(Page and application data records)
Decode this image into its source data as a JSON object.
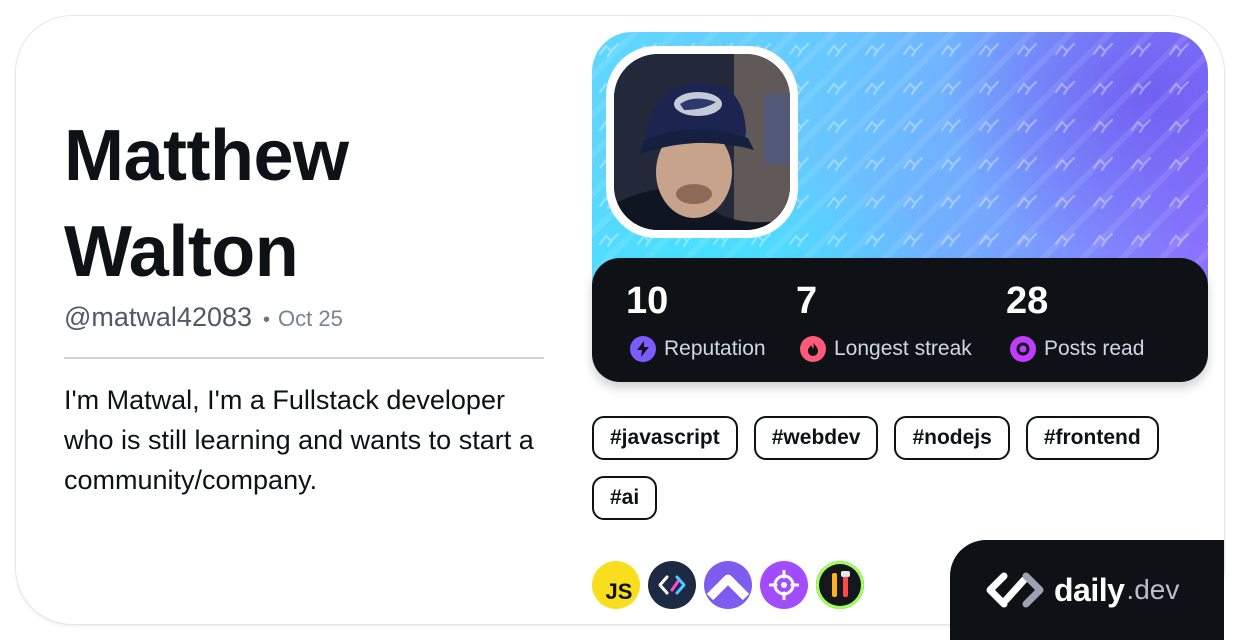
{
  "profile": {
    "first_name": "Matthew",
    "last_name": "Walton",
    "handle": "@matwal42083",
    "separator": "•",
    "joined": "Oct 25",
    "bio": "I'm Matwal, I'm a Fullstack developer who is still learning and wants to start a community/company."
  },
  "stats": [
    {
      "value": "10",
      "label": "Reputation",
      "icon": "lightning-icon",
      "color": "#7b5cff"
    },
    {
      "value": "7",
      "label": "Longest streak",
      "icon": "flame-icon",
      "color": "#ff5a7a"
    },
    {
      "value": "28",
      "label": "Posts read",
      "icon": "ring-icon",
      "color": "#c13cff"
    }
  ],
  "tags": [
    "#javascript",
    "#webdev",
    "#nodejs",
    "#frontend",
    "#ai"
  ],
  "squads": [
    {
      "icon": "js-icon",
      "text": "JS",
      "color": "#f7df1e"
    },
    {
      "icon": "dailydev-squad-icon",
      "color": "#1e2a44"
    },
    {
      "icon": "up-arrow-icon",
      "color": "#7e5cf0"
    },
    {
      "icon": "target-icon",
      "color": "#a24cff"
    },
    {
      "icon": "tools-icon",
      "color": "#15171c"
    }
  ],
  "brand": {
    "name": "daily",
    "tld": ".dev"
  },
  "colors": {
    "text": "#0e1217",
    "muted": "#525866",
    "stats_bg": "#0e1217",
    "cover_start": "#5fd7ff",
    "cover_end": "#8f6fff"
  }
}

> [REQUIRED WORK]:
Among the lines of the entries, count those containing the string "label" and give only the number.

> [TASK SOLUTION]:
3